▶ _ACTIVITY_
Check each line of the records below and collect those holding "icon".

++++++++

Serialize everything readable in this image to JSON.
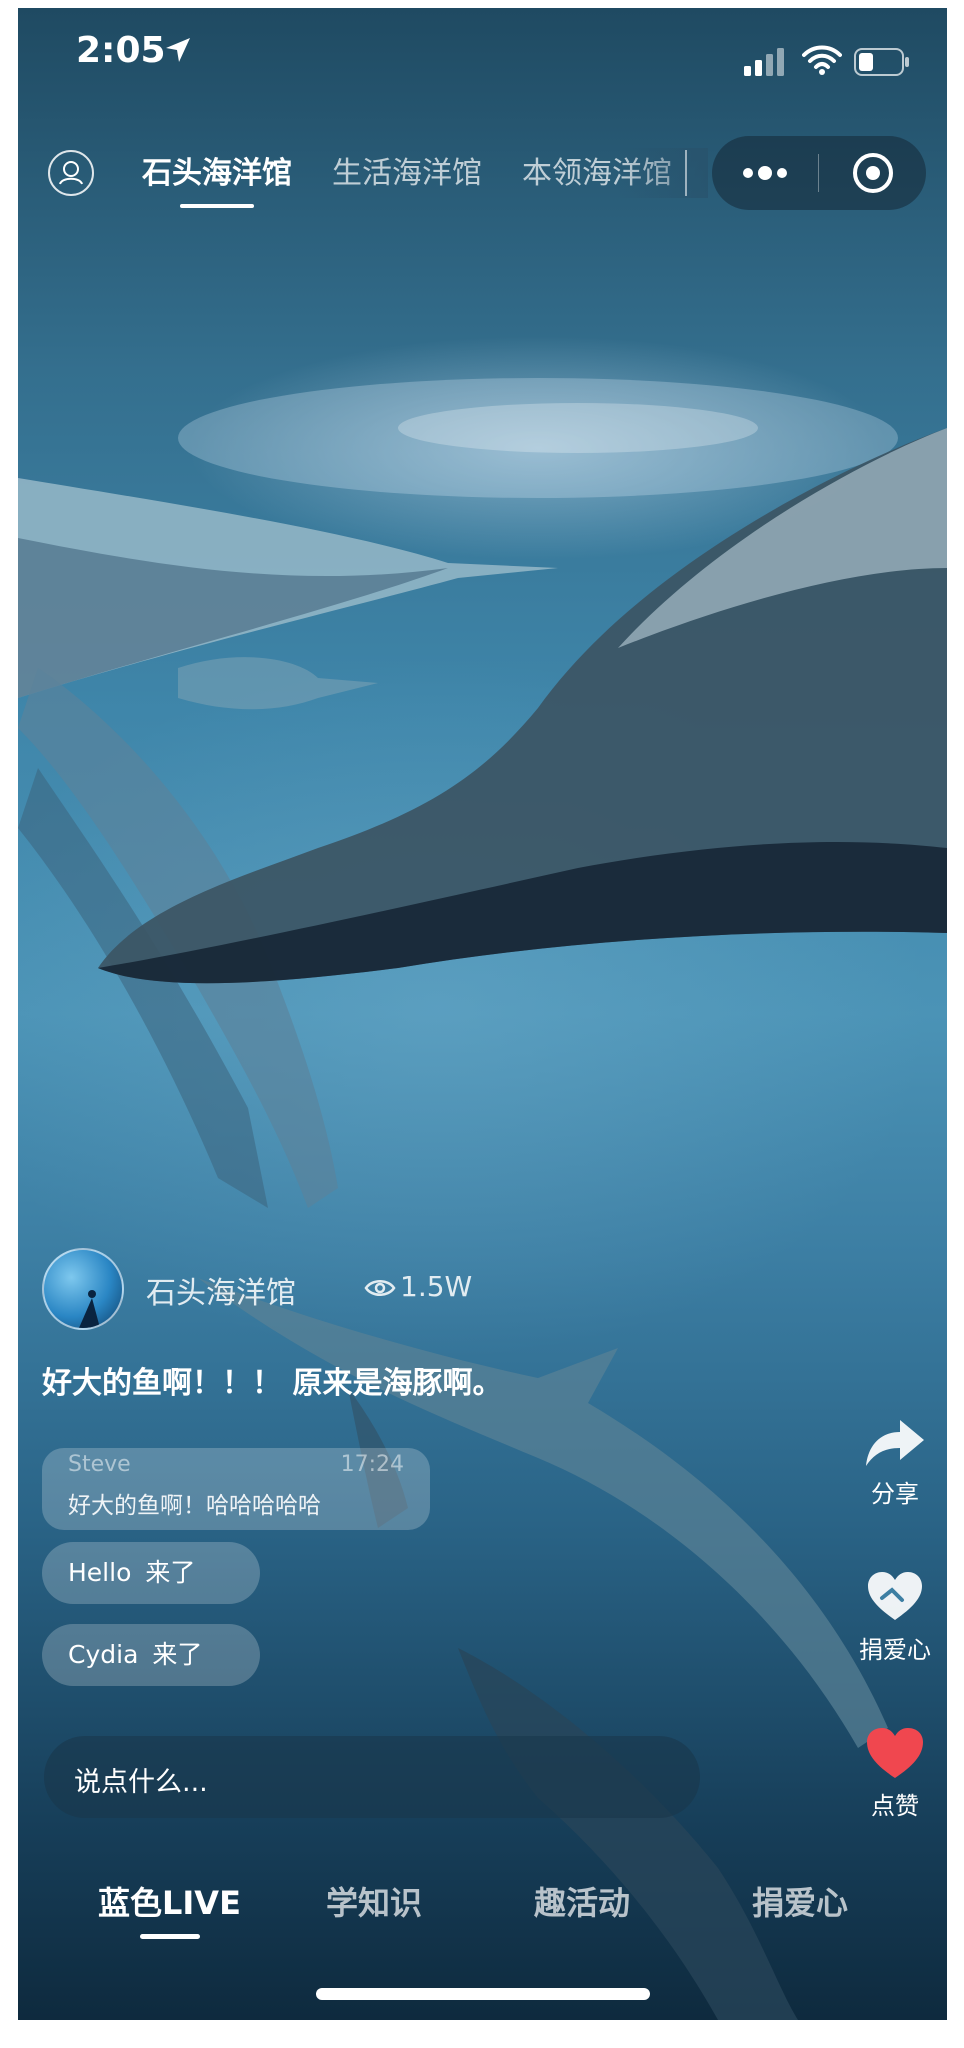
{
  "status": {
    "time": "2:05"
  },
  "top_nav": {
    "tabs": [
      {
        "label": "石头海洋馆",
        "active": true
      },
      {
        "label": "生活海洋馆",
        "active": false
      },
      {
        "label": "本领海洋馆",
        "active": false
      }
    ]
  },
  "post": {
    "author": "石头海洋馆",
    "views": "1.5W",
    "caption": "好大的鱼啊！！！ 原来是海豚啊。"
  },
  "comments": [
    {
      "user": "Steve",
      "time": "17:24",
      "text": "好大的鱼啊！哈哈哈哈哈"
    },
    {
      "user": "Hello",
      "text": "来了"
    },
    {
      "user": "Cydia",
      "text": "来了"
    }
  ],
  "input": {
    "placeholder": "说点什么..."
  },
  "side_actions": [
    {
      "label": "分享",
      "icon": "share-arrow-icon"
    },
    {
      "label": "捐爱心",
      "icon": "heart-hands-icon"
    },
    {
      "label": "点赞",
      "icon": "heart-icon"
    }
  ],
  "bottom_tabs": [
    {
      "label": "蓝色LIVE",
      "active": true
    },
    {
      "label": "学知识",
      "active": false
    },
    {
      "label": "趣活动",
      "active": false
    },
    {
      "label": "捐爱心",
      "active": false
    }
  ],
  "colors": {
    "like_red": "#f0474f",
    "accent_white": "#ffffff"
  }
}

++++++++

▶ _TASK OUTPUT_
      "icon": "share-arrow-icon"
      "icon": "heart-hands-icon"
      "icon": "heart-icon"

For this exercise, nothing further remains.